Copland, Aaron – Threnodies – 03 Night Thoughts: Homage to Ives
Type of Spiritual Experience
From the website Gay Influence
Although Copland was alarmed by Victor Kraft’s behavior, he did not break off all communication after Kraft left him. Although Copland made sure Kraft was kept from high profile events, such as Copland’s presentation of the Presidential Medal of Freedom and various Grammy Award ceremonies, Copland remembered Victor’s positive influence on his music and life in their early years together. Most biographers agree that Copland’s feelings of guilt over his constant humiliations and betrayals of Kraft prohibited a clean break from each other.
Copland’s musical inspiration seemed to dry up as difficulties continued to plague his personal life. Nevertheless, he and Kraft continued to travel together and maintain sexual relations. After Kraft separated from his second wife, Copland traveled with him on trips to Israel and England. Six years later Kraft died of a heart attack while vacationing in Maine in 1976. He was sixty years old.
Upon Victor’s death Copland was devastated and entered into a period of clinical depression.
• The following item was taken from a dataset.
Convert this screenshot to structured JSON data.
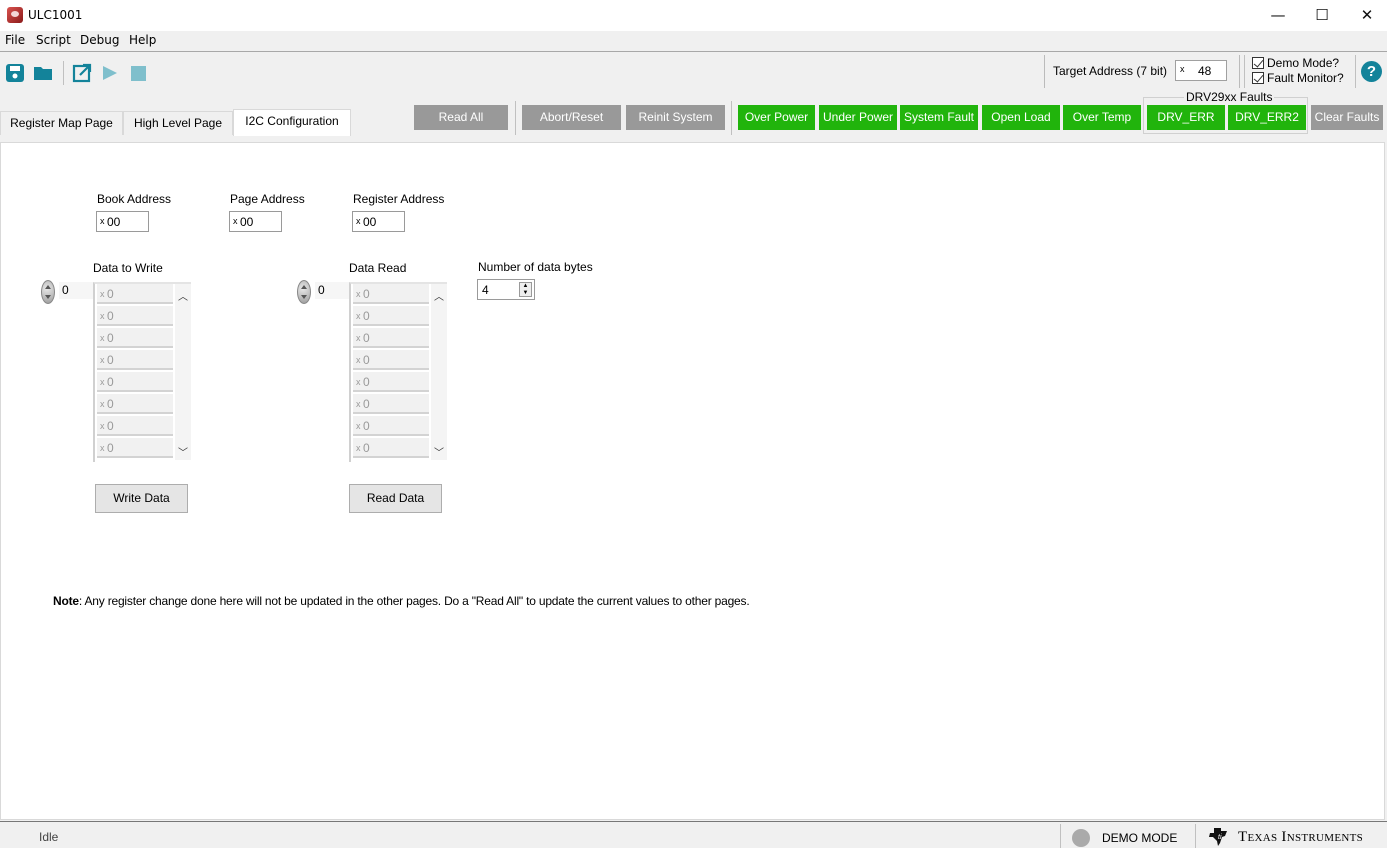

He looked after Victor’s son and even paid for the boy’s tuition at a private school. As for Copland, major recognition continued to come his way – the Kennedy Center Honors in 1979 and a Medal of the Arts from Ronald Reagan in 1986 – but Copland had written his last great music well before Kraft’s death. Copland also ceased his pursuit of young men, likely because of guilt over the humiliating affairs that lead to Victor’s tragic demise.
When Copland died fourteen years after Kraft, there were great tributes and accolades that flooded the press. No public mention, however, was made of Victor Kraft. Every news source referred to Copland as a lifelong bachelor, when in fact he had been one of the first prominent homosexual composers to live openly with a male partner.
A description of the experience
Night Thoughts: Homage to Ives for piano (1972)
Charles Edward Ives (October 20, 1874 – May 19, 1954) was an American composer. He is one of the first American composers of international renown, though his music was largely ignored during his life, and many of his works went unperformed for many years. Over time, he came to be regarded as an "American original". He combined the American popular and church-music traditions of his youth with European art music, and was among the first composers to engage in a systematic program of experimental music, with musical techniques including polytonality, polyrhythm, tone clusters, aleatory elements, and quarter tones, foreshadowing many musical innovations of the 20th century.
Sources of Ives' tonal imagery are hymn tunes and traditional songs, the town band at holiday parade, the fiddlers at Saturday night dances, patriotic songs, sentimental parlor ballads